Registered users receive a variety of benefits including the ability to customize email alerts, create favorite journals list, and save searches.
Please note that a BioOne web account does not automatically grant access to full-text content. An institutional or society member subscription is required to view non-Open Access content.
Contact firstname.lastname@example.org with any questions.
Plants and plant-derived materials play an extremely important role in pest management programs. Essential oil from wood chips of Himalayan Cedar, Cedrus deodara (Roxburgh) Don (Pinales: Pinaceae), was obtained by hydrodistillation and fractionated to pentane and acetonitrile from which himachalenes and atlantones enriched fractions were isolated. A total of forty compounds were identified from these fractions using GC and GC-MS analyses. Essential oils and fractions were evaluated for insecticidal activities against second instars of the diamondback moth, Plutella xylostella L. (Lepidoptera: Yponomeutidae), using a leaf dip method. All samples showed promising larvicidal activity against larvae of P. xylostella. The pentane fraction was the most toxic with a LC50 value of 287 µg/ml. The himachalenes enriched fraction was more toxic (LC50 = 362 µg/ml) than the atlantones enriched fraction (LC50 = 365 µg/ml). LC50 of crude oil was 425 µg/ml and acetonitrile fraction was LC50 = 815 µg/ml. The major constituents, himachalenes and atlantones, likely accounted for the insecticidal action.
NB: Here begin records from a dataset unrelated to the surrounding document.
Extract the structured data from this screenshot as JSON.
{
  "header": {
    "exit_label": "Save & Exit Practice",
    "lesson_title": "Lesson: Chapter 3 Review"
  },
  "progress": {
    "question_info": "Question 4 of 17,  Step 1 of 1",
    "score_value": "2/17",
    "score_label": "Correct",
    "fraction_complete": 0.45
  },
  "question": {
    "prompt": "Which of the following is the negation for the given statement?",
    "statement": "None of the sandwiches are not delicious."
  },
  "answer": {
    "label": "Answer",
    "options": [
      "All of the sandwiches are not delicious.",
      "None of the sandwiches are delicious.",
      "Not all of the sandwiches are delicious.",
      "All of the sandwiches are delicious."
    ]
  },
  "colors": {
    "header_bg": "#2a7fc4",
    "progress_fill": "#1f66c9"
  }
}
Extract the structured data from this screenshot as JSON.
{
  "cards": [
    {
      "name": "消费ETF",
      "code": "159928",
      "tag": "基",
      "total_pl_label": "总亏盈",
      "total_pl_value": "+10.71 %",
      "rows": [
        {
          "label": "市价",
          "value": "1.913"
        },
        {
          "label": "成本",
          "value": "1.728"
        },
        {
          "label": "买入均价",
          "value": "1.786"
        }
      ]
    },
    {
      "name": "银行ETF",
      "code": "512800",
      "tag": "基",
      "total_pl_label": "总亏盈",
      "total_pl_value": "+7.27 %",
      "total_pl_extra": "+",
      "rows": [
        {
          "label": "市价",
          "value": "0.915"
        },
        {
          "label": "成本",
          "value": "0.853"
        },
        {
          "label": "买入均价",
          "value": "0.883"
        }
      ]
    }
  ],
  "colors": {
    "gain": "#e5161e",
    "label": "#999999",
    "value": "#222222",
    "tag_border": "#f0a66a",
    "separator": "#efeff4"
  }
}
Present bioassay results revealed the potential for essential oil and different constituents of C.deodara as botanical larvicides for their use in pest management.